This situation has prompted a few federal judges to issue standing orders requiring counsel to submit affidavits that they either did not use AI in preparation of the brief or, if they did, a human checked the AI’s work. Some have observed that any potential problem is already addressed by Rule 11.[i] 


Casetext has provided AI-powered legal research for some time. Their basic service is a discounted OBA member benefit. Casetext also worked with OpenAI to incorporate advanced functions of ChatGPT into a new offering.

On March 1, as ABA TECHSHOW was beginning, we learned via social media that a national cable news network hosted the product launch for Casetext’s new offering, CoCounsel, an AI-powered legal research tool. Free trials were only for a short period. The results were so stunning that many lawyers immediately subscribed at the rate of $500 per user per month, including many lawyers who would have said that they would not have subscribed at that price point.
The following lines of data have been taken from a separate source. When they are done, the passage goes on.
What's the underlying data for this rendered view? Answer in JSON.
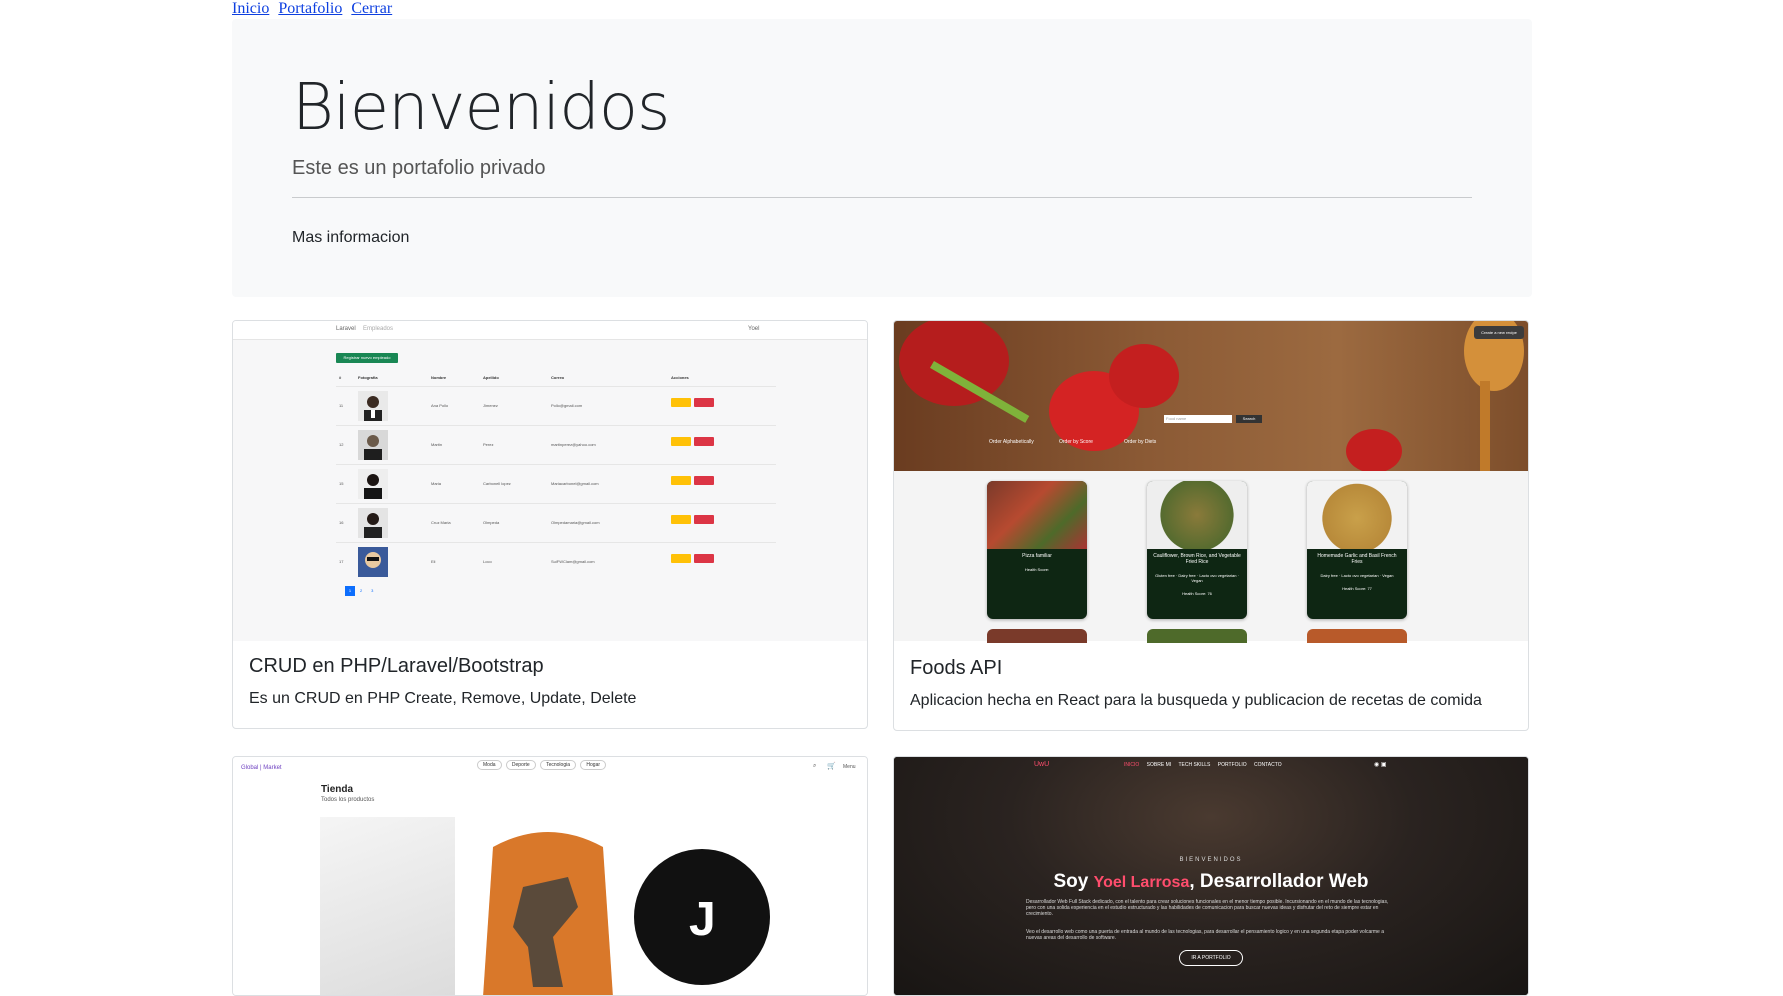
{
  "nav": {
    "links": [
      "Inicio",
      "Portafolio",
      "Cerrar"
    ]
  },
  "jumbotron": {
    "title": "Bienvenidos",
    "lead": "Este es un portafolio privado",
    "more": "Mas informacion"
  },
  "cards": [
    {
      "title": "CRUD en PHP/Laravel/Bootstrap",
      "description": "Es un CRUD en PHP Create, Remove, Update, Delete",
      "preview": {
        "brand": "Laravel",
        "nav_item": "Empleados",
        "user_menu": "Yoel",
        "register_button": "Registrar nuevo empleado",
        "columns": [
          "#",
          "Fotografia",
          "Nombre",
          "Apellido",
          "Correo",
          "Acciones"
        ],
        "rows": [
          [
            "11",
            "Ana Pollo",
            "Jimenez",
            "Pollo@gmail.com"
          ],
          [
            "12",
            "Martin",
            "Perez",
            "martinperez@yahoo.com"
          ],
          [
            "15",
            "Maria",
            "Carbonell lopez",
            "Mariacarbonel@gmail.com"
          ],
          [
            "16",
            "Cruz Maria",
            "Olmpeda",
            "Olmpedamaria@gmail.com"
          ],
          [
            "17",
            "Eli",
            "Loco",
            "SuiFWClam@gmail.com"
          ]
        ],
        "edit_label": "Editar",
        "delete_label": "Borrar",
        "pages": [
          "1",
          "2",
          "3"
        ]
      }
    },
    {
      "title": "Foods API",
      "description": "Aplicacion hecha en React para la busqueda y publicacion de recetas de comida",
      "preview": {
        "create_button": "Create a new recipe",
        "search_placeholder": "Food name",
        "search_button": "Search",
        "filters": [
          "Order Alphabetically",
          "Order by Score",
          "Order by Diets"
        ],
        "recipes": [
          {
            "name": "Pizza familiar",
            "diets": "",
            "score": "Health Score:"
          },
          {
            "name": "Cauliflower, Brown Rice, and Vegetable Fried Rice",
            "diets": "Gluten free · Dairy free · Lacto ovo vegetarian · Vegan",
            "score": "Health Score: 76"
          },
          {
            "name": "Homemade Garlic and Basil French Fries",
            "diets": "Dairy free · Lacto ovo vegetarian · Vegan",
            "score": "Health Score: 77"
          }
        ]
      }
    },
    {
      "title": "",
      "description": "",
      "preview": {
        "brand": "Global | Market",
        "menus": [
          "Moda",
          "Deporte",
          "Tecnologia",
          "Hogar"
        ],
        "menu_right": "Menu",
        "heading": "Tienda",
        "subheading": "Todos los productos"
      }
    },
    {
      "title": "",
      "description": "",
      "preview": {
        "brand": "UwU",
        "menus": [
          "INICIO",
          "SOBRE MI",
          "TECH SKILLS",
          "PORTFOLIO",
          "CONTACTO"
        ],
        "kicker": "BIENVENIDOS",
        "headline_pre": "Soy ",
        "headline_name": "Yoel Larrosa",
        "headline_post": ", Desarrollador Web",
        "paragraph1": "Desarrollador Web Full Stack dedicado, con el talento para crear soluciones funcionales en el menor tiempo posible. Incursionando en el mundo de las tecnologias, pero con una solida experiencia en el estudio estructurado y las habilidades de comunicacion para buscar nuevas ideas y disfrutar del reto de siempre estar en crecimiento.",
        "paragraph2": "Veo el desarrollo web como una puerta de entrada al mundo de las tecnologias, para desarrollar el pensamiento logico y en una segunda etapa poder volcarme a nuevas areas del desarrollo de software.",
        "cta": "IR A PORTFOLIO"
      }
    }
  ]
}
Casetext gained access to ChatGPT in 2022. The result was quite a success.

On June 26, it was announced that Thomson Reuters agreed to purchase Casetext for $650 million cash.[ii] I hope Thomson Reuters will offer a pricing plan affordable to small firm lawyers and not just focus on larger law firm pricing. 


The easy answer here is yes. Smart, serious people have referred to it as being as significant as the discovery of fire, the invention of movable type or the internet itself.[iii]
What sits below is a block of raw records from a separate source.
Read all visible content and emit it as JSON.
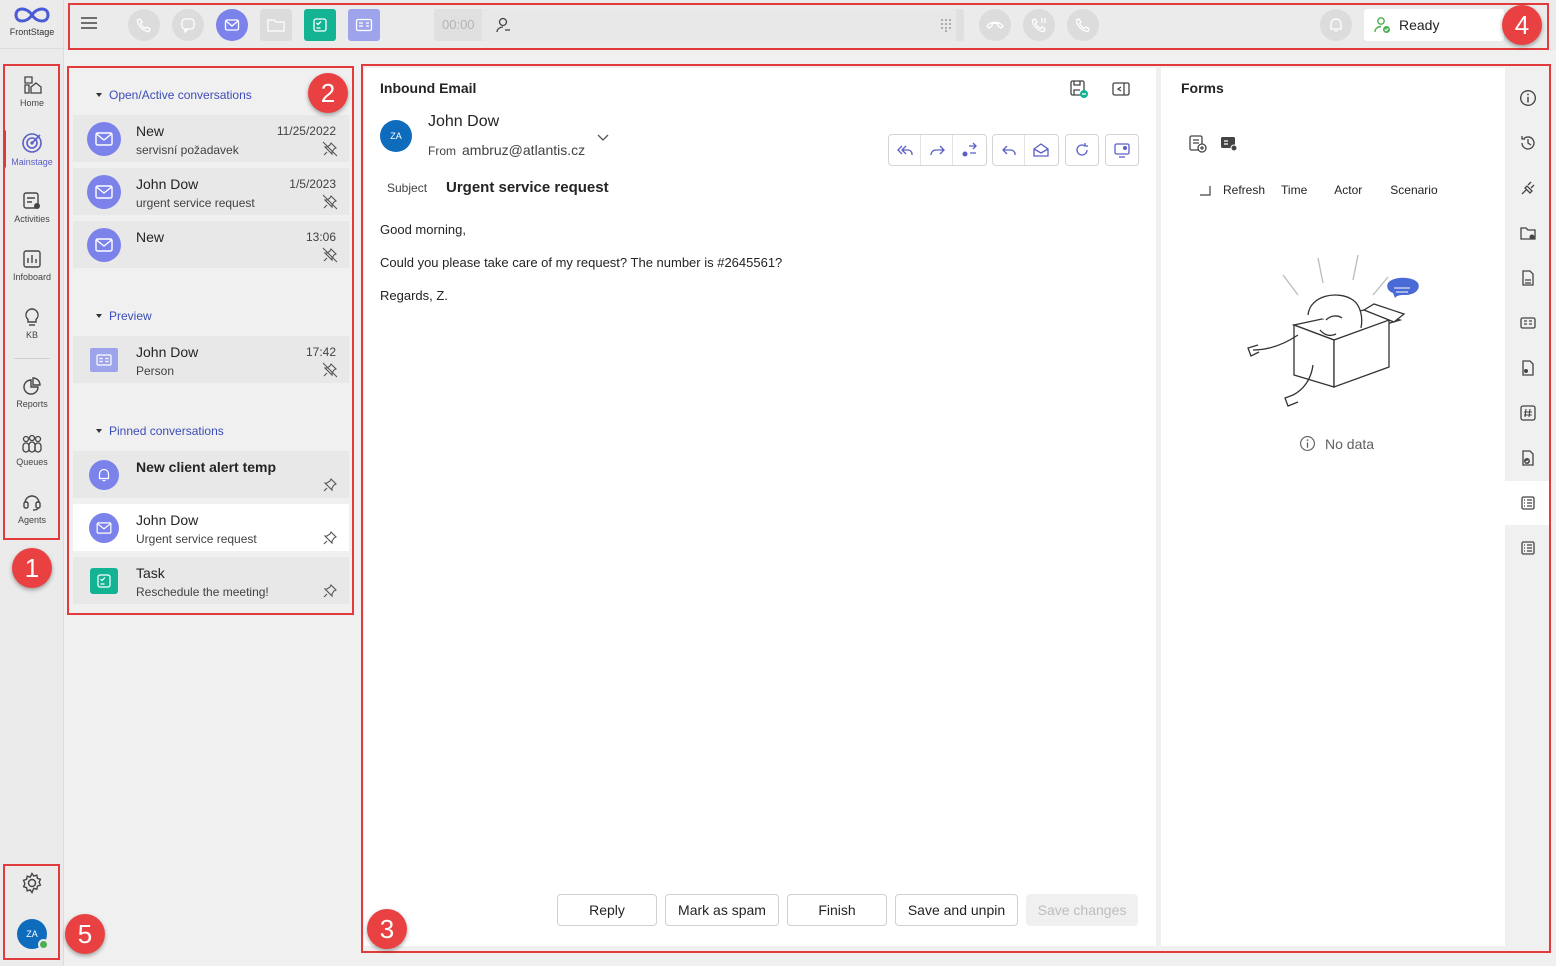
{
  "app": {
    "logo_text": "FrontStage"
  },
  "nav": {
    "items": [
      {
        "label": "Home",
        "icon": "home-icon"
      },
      {
        "label": "Mainstage",
        "icon": "target-icon",
        "active": true
      },
      {
        "label": "Activities",
        "icon": "activities-icon"
      },
      {
        "label": "Infoboard",
        "icon": "chart-icon"
      },
      {
        "label": "KB",
        "icon": "lightbulb-icon"
      },
      {
        "label": "Reports",
        "icon": "pie-icon"
      },
      {
        "label": "Queues",
        "icon": "people-icon"
      },
      {
        "label": "Agents",
        "icon": "headset-icon"
      }
    ]
  },
  "topbar": {
    "timer": "00:00",
    "status": "Ready"
  },
  "sections": {
    "open": "Open/Active conversations",
    "preview": "Preview",
    "pinned": "Pinned conversations"
  },
  "open_conversations": [
    {
      "title": "New",
      "subtitle": "servisní požadavek",
      "date": "11/25/2022"
    },
    {
      "title": "John Dow",
      "subtitle": "urgent service request",
      "date": "1/5/2023"
    },
    {
      "title": "New",
      "subtitle": "",
      "date": "13:06"
    }
  ],
  "preview": [
    {
      "title": "John Dow",
      "subtitle": "Person",
      "date": "17:42"
    }
  ],
  "pinned": [
    {
      "title": "New client alert temp",
      "subtitle": ""
    },
    {
      "title": "John Dow",
      "subtitle": "Urgent service request"
    },
    {
      "title": "Task",
      "subtitle": "Reschedule the meeting!"
    }
  ],
  "email": {
    "header": "Inbound Email",
    "sender_initials": "ZA",
    "sender_name": "John Dow",
    "from_label": "From",
    "from_address": "ambruz@atlantis.cz",
    "subject_label": "Subject",
    "subject": "Urgent service request",
    "body": [
      "Good morning,",
      "Could you please take care of my request? The number is #2645561?",
      "Regards, Z."
    ]
  },
  "footer_buttons": {
    "reply": "Reply",
    "spam": "Mark as spam",
    "finish": "Finish",
    "save_unpin": "Save and unpin",
    "save_changes": "Save changes"
  },
  "forms": {
    "title": "Forms",
    "columns": [
      "Refresh",
      "Time",
      "Actor",
      "Scenario"
    ],
    "empty": "No data"
  },
  "user": {
    "initials": "ZA"
  },
  "callouts": [
    "1",
    "2",
    "3",
    "4",
    "5"
  ],
  "colors": {
    "accent": "#5b5fc7",
    "avatar": "#0f6cbd",
    "task": "#13b394",
    "callout": "#e94141",
    "ready": "#4caf50"
  }
}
I’ve done many presentations about the future of law across the country over the years. One of the keys to future law firm success will be to automate as much as possible. Creating automated templates is time-consuming. AI tools will make it less so, and some have reached the market. Did I mention that ChatGPT can also write computer code? That is scary for the programmers of the world. My prediction is the business world will be transformed by generative AI over a few years. And if corporate business practices change, the law businesses will also change.
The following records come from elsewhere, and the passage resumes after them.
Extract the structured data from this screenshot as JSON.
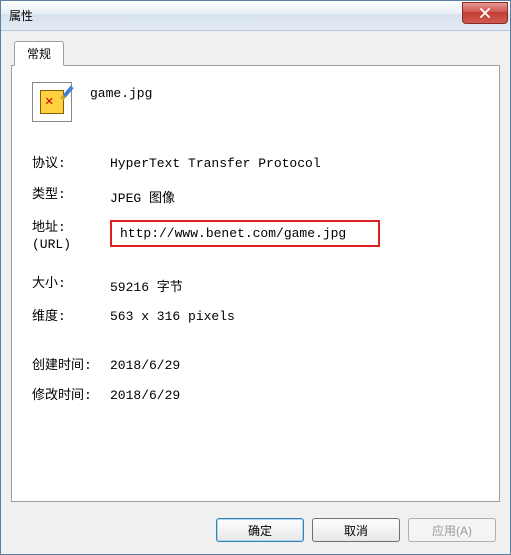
{
  "window": {
    "title": "属性",
    "close_icon": "close"
  },
  "tab": {
    "label": "常规"
  },
  "file": {
    "name": "game.jpg"
  },
  "labels": {
    "protocol": "协议:",
    "type": "类型:",
    "url": "地址:",
    "url2": "(URL)",
    "size": "大小:",
    "dimensions": "维度:",
    "created": "创建时间:",
    "modified": "修改时间:"
  },
  "values": {
    "protocol": "HyperText Transfer Protocol",
    "type": "JPEG 图像",
    "url": "http://www.benet.com/game.jpg",
    "size": "59216 字节",
    "dimensions": "563  x  316  pixels",
    "created": "2018/6/29",
    "modified": "2018/6/29"
  },
  "buttons": {
    "ok": "确定",
    "cancel": "取消",
    "apply": "应用(A)"
  }
}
Next month, I will cover several popular AI tools and provide some tips on using AI appropriately.

[1] SeeJudicial Treatment of ChatGPT: Throwing the Baby Out with the Bath?” by lawyer-blogger Stephen Embry.

[ii] See LawSites’ blog post, “The Rumors Were True: Thomson Reuters Acquires Casetext for $650M Cash.”

[iii] Noted legal futurist Richard Susskind shares his thoughts about AI and the legal profession in his LinkedIn post “AI in the law – six thoughts.”  He has studied the impact of AI on lawyers for decades, and he deems these developments very significant. Andrew M. Perlman, dean and professor of law at Suffolk University, stated, “ChatGPT suggests an imminent reimagination of how we access and create information, obtain legal and other services, and prepare people for their careers.” In “The Implications of ChatGPT for Legal Services ad Society.”

Originally published in the Oklahoma Bar Journal — August, 2023 — Vol. 94, No. 6